** Opening Data supplied block **
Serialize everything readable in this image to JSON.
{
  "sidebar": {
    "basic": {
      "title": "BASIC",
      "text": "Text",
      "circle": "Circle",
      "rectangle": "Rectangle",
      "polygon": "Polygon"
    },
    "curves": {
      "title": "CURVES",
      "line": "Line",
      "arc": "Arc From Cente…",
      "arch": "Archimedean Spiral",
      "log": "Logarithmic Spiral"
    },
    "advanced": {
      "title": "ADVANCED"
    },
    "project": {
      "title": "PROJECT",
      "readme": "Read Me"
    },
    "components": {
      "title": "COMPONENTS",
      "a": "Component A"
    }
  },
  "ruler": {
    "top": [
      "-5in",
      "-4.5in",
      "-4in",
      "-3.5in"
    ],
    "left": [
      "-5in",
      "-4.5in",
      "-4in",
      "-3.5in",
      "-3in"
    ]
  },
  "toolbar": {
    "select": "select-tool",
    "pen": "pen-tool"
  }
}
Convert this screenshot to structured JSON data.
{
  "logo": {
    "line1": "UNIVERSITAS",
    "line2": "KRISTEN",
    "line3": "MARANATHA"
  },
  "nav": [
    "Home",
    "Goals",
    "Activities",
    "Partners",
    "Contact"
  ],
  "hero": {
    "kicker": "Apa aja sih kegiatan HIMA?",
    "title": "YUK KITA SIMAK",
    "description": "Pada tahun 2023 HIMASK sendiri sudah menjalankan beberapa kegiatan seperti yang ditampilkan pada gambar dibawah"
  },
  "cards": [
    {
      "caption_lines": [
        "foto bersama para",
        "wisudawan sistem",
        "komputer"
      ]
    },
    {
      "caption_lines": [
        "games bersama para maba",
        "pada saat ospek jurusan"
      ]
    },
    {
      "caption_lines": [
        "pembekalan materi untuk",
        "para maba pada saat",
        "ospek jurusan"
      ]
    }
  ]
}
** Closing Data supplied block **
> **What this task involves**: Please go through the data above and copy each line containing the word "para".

> **Answer section**:
        "foto bersama para",
        "games bersama para maba",
        "para maba pada saat",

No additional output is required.